A tour guide’s all-time favourite UK places.
This September, Visit Britain, the marketing arm of the British tourist industry, is launching its ‘Great British Staycation Campaign’ to encourage people to holiday in the UK.
Soul City Wanderer (aka Frank Molloy) is one of the UK’s most accredited and experienced tour guides. Over three decades he has visited nearly every part of the country, touring many of the places that Great Britain and Ireland has to offer.
In a new blog series, he will list his all-time favourite five places by area (spiralling out from London*). These are personal choices, some obvious, some obscure.
This week, the area south of London that includes the counties of Kent, Surrey & Sussex.
The ancestral home of the Dukes of Norfolk for over 800 years, few castles can match the setting and history of Arundel. The setting is a strategic and picturesque situation atop a hill on the south coast overlooking the sea and estuary near Littlehampton.
If the setting doesn’t grab you, the history will: The castle was founded on Christmas day 1067 by Baron Montgomery who was made 1st Earl of Arundel by William the Conqueror, exactly one year after the successful Norman invasion. In 1102, Robert Montgomery rebelled against Henry I, who besieged and took the castle. On the king’s death in 1135, it was granted to the king’s second wife Adele, and thus became the first ‘queen’s castle’ in the country. In 1139, Henry I’s daughter Matilda claimed the English throne here, which was disputed by her cousin Stephen. Thus, the long civil war known as the ‘Anarchy’ broke out.
Arundel was always a bit of a rebel castle. successive Earls of the Fitzalan line opposed Edward II, Richard II and Henry IV. There were further dynastic executions for treason during the Tudor period. When the Fitzalans became extinct in 1580, Arundel passed to the Howard family (Dukes of Norfolk). It has been their ancestral home ever since. The Norfolks are traditionally the royal masters of ceremonies.
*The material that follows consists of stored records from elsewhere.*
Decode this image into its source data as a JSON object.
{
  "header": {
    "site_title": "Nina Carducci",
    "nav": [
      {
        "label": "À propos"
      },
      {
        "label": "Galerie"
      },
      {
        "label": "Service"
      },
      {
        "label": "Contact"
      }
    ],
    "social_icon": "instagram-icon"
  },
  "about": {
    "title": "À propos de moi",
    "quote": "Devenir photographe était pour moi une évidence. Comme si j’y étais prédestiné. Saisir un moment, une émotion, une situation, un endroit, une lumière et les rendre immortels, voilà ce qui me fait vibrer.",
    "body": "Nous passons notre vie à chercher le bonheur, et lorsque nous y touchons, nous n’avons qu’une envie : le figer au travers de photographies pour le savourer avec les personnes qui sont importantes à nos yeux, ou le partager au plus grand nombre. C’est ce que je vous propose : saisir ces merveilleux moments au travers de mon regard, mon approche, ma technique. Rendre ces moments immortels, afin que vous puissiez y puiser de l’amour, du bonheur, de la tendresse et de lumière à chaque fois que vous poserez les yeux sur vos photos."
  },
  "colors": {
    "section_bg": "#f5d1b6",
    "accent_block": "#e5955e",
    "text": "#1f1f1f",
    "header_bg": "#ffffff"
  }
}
The family remained distinctly Roman Catholic, in a country that had moved towards Protestantism. They are amazing survivors. A family who managed to retain the hereditary position of Earl Marshal through civil wars and Jacobite rebellions.
From 1840-1900, there was a major Victorian remodelling of the interior. Today it is a treasure house of paintings, furniture, books and tapestries. The Baron’s Hall is a medieval recreation. The Grand staircase features a portrait of Henry Howard, beheaded in 1547 for treason. The Library is from the Regency period and contains the UK’s largest collection of books on Catholic history. The Fitzalan Chapel is the resting place of Catholic and Jacobite families. It includes the relics of Mary Queen of Scots, and the quill that signed the Catholic emancipation of 1829. The Victoria room is where Queen Victoria and Prince Albert stayed on a visit in 1846. In the Undercroft is an unusual object: a sleigh made in Ireland by refugees from the French revolution. Outside, the New Earl’s Garden has a Jacobean influence and contains a version of Inigo Jones’s wooden Oberon Palace designed for the 1611 royal masque.
For lunch, there are good tearooms in the town of Arundel. Also recommended is the George & Dragon in Burpham, a pleasant drive through the Sussex countryside. Or walk inland along the river Arun to the Black Rabbit.
As English Castles go, Arundel has an unmatched setting and history.
Note: All sites mentioned were operating pre-lockdown. Please check relevant websites before embarking on any potential visit. Another recommendation will appear next tomorrow.
For the very best in guided private tours of the UK visit www.yourlondontours.com
*Operators in the UK tour industry often separate the areas of the country according to what touring can be achieved in a region in one day. As a London-based operator, my ‘map’ spirals outwards from the capital and is separated thus:
- Northern Home Counties (Beds/Herts/Cambs)
- Eastern Home Counties (Essex/Suffolk)
- Southern Home Counties (Kent, Surrey, Sussex)
- Western Home Counties (Ox/Berks/Bucks)
- South coast (Hants/Dorset)
- Western England (Somerset/Gloucs/Wilts)
- South West England (Devon & Cornwall)
- Wales (north & south)
- Welsh Borders (Herefordshire/Shropshire/Cheshire)
- Western Midlands (Brum/Worcs/Warks/Staffs)
- Eastern Midlands (Northants/Leics/Rutland/Hunts)
- Northern Midlands (Notts/Derbys)
- East coast (Norfolk/Lincs)
- Yorks (all ridings)
- North West (Manchester/Merseyside/Lancs/Lakes/Cumbria)
- North East (Durham/Tyne & Wear/Northumberland)
- Southern Scotland (Borders/Lowlands)
- Northern Scotland (Highlands/Islands)
- Ireland (Northern/Southern)